» Problem statement:
Take every line in the entries that includes the word "category" and copy it.

» Input data:
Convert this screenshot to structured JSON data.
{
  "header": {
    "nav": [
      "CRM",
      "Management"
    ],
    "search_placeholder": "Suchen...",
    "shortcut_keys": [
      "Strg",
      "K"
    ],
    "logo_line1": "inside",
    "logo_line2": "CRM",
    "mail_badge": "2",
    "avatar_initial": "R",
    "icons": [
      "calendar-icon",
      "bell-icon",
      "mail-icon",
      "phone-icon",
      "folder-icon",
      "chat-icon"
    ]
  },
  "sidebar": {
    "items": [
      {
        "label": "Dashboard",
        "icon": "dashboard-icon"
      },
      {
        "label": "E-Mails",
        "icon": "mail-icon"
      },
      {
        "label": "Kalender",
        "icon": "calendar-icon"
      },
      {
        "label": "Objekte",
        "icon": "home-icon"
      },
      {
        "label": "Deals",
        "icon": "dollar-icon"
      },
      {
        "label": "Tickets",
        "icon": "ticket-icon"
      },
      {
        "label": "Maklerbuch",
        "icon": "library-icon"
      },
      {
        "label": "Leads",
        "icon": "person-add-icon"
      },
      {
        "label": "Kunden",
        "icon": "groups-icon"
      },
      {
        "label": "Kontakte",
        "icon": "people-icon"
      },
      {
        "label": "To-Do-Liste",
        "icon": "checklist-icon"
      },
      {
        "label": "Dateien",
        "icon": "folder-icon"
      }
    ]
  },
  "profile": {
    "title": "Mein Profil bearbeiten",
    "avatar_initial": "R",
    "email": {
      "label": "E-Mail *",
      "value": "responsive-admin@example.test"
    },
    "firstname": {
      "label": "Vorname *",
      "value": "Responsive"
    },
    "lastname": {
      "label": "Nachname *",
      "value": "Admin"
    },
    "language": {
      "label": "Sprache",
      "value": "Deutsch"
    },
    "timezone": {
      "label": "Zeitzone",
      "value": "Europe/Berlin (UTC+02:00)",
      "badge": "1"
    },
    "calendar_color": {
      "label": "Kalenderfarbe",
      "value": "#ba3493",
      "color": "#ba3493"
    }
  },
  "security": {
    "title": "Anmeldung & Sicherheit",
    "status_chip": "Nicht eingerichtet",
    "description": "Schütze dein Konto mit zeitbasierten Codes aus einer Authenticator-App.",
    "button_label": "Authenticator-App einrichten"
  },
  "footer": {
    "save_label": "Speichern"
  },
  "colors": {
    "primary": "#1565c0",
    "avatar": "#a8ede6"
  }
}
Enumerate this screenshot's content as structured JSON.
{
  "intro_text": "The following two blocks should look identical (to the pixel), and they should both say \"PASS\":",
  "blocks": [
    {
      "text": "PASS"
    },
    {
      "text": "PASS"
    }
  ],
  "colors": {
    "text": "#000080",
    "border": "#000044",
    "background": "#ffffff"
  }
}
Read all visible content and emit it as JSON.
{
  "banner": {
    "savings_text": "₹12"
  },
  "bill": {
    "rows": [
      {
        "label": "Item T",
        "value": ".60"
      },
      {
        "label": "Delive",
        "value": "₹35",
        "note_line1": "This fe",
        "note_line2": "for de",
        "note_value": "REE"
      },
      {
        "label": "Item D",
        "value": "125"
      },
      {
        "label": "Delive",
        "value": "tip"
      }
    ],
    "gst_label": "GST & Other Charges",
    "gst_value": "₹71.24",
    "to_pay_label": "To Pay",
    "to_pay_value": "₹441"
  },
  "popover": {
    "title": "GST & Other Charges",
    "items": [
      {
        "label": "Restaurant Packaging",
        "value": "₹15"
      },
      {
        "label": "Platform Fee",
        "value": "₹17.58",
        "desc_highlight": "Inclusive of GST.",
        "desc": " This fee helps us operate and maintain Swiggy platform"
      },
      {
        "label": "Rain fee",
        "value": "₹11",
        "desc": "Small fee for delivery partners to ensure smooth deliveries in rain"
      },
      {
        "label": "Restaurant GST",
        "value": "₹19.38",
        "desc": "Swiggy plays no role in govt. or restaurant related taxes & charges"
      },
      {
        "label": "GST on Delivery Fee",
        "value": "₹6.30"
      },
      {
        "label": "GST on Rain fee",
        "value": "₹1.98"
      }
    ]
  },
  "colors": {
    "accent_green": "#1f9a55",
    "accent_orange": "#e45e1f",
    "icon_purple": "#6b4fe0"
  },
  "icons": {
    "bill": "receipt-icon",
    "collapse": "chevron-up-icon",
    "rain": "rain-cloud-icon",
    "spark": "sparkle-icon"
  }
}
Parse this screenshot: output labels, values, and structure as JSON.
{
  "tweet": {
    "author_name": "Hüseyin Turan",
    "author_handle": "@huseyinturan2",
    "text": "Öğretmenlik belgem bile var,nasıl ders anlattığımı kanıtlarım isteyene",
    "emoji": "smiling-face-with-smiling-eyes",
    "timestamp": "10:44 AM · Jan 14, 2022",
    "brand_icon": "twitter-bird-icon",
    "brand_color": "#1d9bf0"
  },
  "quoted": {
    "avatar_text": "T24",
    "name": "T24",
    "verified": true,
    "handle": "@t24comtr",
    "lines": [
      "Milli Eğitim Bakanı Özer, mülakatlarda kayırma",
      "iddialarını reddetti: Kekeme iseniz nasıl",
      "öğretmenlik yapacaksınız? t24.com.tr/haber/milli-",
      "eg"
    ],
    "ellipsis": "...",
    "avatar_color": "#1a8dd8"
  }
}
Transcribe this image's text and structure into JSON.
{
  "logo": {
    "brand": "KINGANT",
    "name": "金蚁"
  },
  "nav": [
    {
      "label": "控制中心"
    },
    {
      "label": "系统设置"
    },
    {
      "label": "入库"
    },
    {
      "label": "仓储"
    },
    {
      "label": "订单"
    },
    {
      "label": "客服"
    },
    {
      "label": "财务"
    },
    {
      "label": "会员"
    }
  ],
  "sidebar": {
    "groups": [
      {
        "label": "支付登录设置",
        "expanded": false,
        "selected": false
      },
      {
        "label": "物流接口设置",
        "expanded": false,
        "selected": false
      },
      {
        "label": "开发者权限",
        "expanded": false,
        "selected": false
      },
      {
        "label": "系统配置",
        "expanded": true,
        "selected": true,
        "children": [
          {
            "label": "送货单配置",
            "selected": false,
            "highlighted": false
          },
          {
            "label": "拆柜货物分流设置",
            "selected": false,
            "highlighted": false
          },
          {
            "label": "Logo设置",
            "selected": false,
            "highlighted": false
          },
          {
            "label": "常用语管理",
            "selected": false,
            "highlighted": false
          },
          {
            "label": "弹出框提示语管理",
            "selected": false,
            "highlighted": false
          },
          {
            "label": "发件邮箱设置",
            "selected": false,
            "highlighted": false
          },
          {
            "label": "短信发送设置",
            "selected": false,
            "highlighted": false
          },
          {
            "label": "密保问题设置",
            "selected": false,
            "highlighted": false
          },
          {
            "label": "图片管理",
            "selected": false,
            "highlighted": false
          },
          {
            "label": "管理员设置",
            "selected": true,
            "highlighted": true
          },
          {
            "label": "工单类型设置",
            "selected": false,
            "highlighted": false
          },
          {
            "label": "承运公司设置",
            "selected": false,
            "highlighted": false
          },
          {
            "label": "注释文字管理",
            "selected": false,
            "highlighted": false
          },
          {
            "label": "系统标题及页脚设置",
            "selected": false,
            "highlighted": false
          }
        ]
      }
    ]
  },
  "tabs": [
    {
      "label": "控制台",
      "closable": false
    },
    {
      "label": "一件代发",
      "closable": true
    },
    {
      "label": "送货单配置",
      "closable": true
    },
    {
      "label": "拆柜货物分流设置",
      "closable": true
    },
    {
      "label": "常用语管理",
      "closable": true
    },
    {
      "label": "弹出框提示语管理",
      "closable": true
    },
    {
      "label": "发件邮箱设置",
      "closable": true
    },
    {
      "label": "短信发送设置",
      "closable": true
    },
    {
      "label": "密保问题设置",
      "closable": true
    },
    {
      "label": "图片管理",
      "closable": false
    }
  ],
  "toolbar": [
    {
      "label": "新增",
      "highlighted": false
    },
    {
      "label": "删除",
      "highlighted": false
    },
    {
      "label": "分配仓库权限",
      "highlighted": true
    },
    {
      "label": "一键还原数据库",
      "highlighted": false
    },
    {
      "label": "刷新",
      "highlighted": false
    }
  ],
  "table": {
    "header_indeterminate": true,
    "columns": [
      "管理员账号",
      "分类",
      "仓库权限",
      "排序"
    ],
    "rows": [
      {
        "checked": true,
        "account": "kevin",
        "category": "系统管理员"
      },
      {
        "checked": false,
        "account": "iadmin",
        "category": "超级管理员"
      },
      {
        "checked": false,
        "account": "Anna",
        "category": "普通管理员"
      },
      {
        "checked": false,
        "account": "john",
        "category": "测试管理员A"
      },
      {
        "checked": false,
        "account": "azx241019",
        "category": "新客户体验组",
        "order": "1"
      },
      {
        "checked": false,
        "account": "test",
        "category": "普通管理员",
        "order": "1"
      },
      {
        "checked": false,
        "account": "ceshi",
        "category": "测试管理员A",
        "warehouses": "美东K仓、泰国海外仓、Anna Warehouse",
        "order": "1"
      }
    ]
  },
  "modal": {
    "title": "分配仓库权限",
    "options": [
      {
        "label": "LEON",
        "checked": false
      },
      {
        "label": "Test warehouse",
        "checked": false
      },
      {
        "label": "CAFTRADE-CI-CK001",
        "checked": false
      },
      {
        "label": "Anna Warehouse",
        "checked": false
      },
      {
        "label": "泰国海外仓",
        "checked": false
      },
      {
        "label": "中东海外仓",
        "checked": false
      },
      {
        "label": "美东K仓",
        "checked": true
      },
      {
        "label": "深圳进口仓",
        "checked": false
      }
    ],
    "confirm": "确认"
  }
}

» Expected answer:
        "category": "系统管理员"
        "category": "超级管理员"
        "category": "普通管理员"
        "category": "测试管理员A"
        "category": "新客户体验组",
        "category": "普通管理员",
        "category": "测试管理员A",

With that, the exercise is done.